ENTRIES SHOWN:
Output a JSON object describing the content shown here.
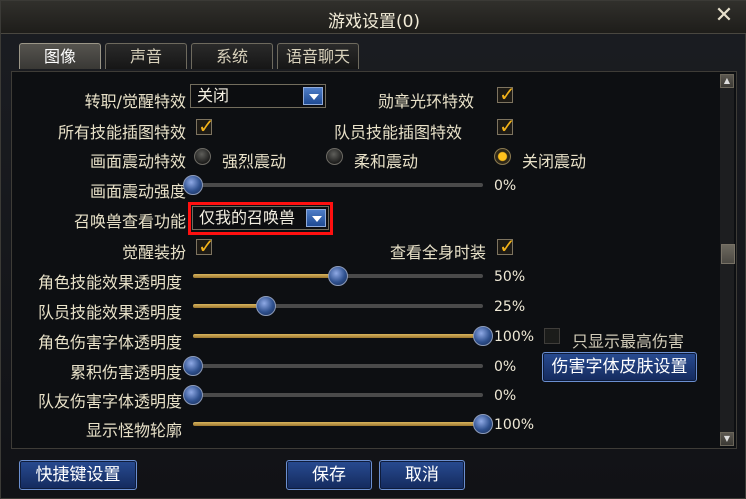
{
  "window": {
    "title": "游戏设置(0)"
  },
  "tabs": [
    "图像",
    "声音",
    "系统",
    "语音聊天"
  ],
  "settings": {
    "job_awaken_effect": {
      "label": "转职/觉醒特效",
      "value": "关闭"
    },
    "medal_ring_effect": {
      "label": "勋章光环特效",
      "checked": true
    },
    "all_skill_cutin": {
      "label": "所有技能插图特效",
      "checked": true
    },
    "team_skill_cutin": {
      "label": "队员技能插图特效",
      "checked": true
    },
    "screen_shake": {
      "label": "画面震动特效",
      "options": [
        "强烈震动",
        "柔和震动",
        "关闭震动"
      ],
      "selected_index": 2
    },
    "screen_shake_strength": {
      "label": "画面震动强度",
      "value_text": "0%",
      "value": 0
    },
    "summon_view": {
      "label": "召唤兽查看功能",
      "value": "仅我的召唤兽"
    },
    "awaken_costume": {
      "label": "觉醒装扮",
      "checked": true
    },
    "view_full_costume": {
      "label": "查看全身时装",
      "checked": true
    },
    "char_skill_alpha": {
      "label": "角色技能效果透明度",
      "value_text": "50%",
      "value": 0.5
    },
    "team_skill_alpha": {
      "label": "队员技能效果透明度",
      "value_text": "25%",
      "value": 0.25
    },
    "char_damage_font_alpha": {
      "label": "角色伤害字体透明度",
      "value_text": "100%",
      "value": 1.0
    },
    "accum_damage_alpha": {
      "label": "累积伤害透明度",
      "value_text": "0%",
      "value": 0
    },
    "ally_damage_font_alpha": {
      "label": "队友伤害字体透明度",
      "value_text": "0%",
      "value": 0
    },
    "monster_outline": {
      "label": "显示怪物轮廓",
      "value_text": "100%",
      "value": 1.0
    },
    "show_max_damage_only": {
      "label": "只显示最高伤害",
      "checked": false
    },
    "damage_font_skin_btn": "伤害字体皮肤设置"
  },
  "footer": {
    "shortcut_btn": "快捷键设置",
    "save_btn": "保存",
    "cancel_btn": "取消"
  }
}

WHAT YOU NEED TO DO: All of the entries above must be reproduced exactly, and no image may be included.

ANSWER SECTION:
Output a JSON object describing the content shown here.
{
  "window": {
    "title": "游戏设置(0)"
  },
  "tabs": [
    "图像",
    "声音",
    "系统",
    "语音聊天"
  ],
  "settings": {
    "job_awaken_effect": {
      "label": "转职/觉醒特效",
      "value": "关闭"
    },
    "medal_ring_effect": {
      "label": "勋章光环特效",
      "checked": true
    },
    "all_skill_cutin": {
      "label": "所有技能插图特效",
      "checked": true
    },
    "team_skill_cutin": {
      "label": "队员技能插图特效",
      "checked": true
    },
    "screen_shake": {
      "label": "画面震动特效",
      "options": [
        "强烈震动",
        "柔和震动",
        "关闭震动"
      ],
      "selected_index": 2
    },
    "screen_shake_strength": {
      "label": "画面震动强度",
      "value_text": "0%",
      "value": 0
    },
    "summon_view": {
      "label": "召唤兽查看功能",
      "value": "仅我的召唤兽"
    },
    "awaken_costume": {
      "label": "觉醒装扮",
      "checked": true
    },
    "view_full_costume": {
      "label": "查看全身时装",
      "checked": true
    },
    "char_skill_alpha": {
      "label": "角色技能效果透明度",
      "value_text": "50%",
      "value": 0.5
    },
    "team_skill_alpha": {
      "label": "队员技能效果透明度",
      "value_text": "25%",
      "value": 0.25
    },
    "char_damage_font_alpha": {
      "label": "角色伤害字体透明度",
      "value_text": "100%",
      "value": 1.0
    },
    "accum_damage_alpha": {
      "label": "累积伤害透明度",
      "value_text": "0%",
      "value": 0
    },
    "ally_damage_font_alpha": {
      "label": "队友伤害字体透明度",
      "value_text": "0%",
      "value": 0
    },
    "monster_outline": {
      "label": "显示怪物轮廓",
      "value_text": "100%",
      "value": 1.0
    },
    "show_max_damage_only": {
      "label": "只显示最高伤害",
      "checked": false
    },
    "damage_font_skin_btn": "伤害字体皮肤设置"
  },
  "footer": {
    "shortcut_btn": "快捷键设置",
    "save_btn": "保存",
    "cancel_btn": "取消"
  }
}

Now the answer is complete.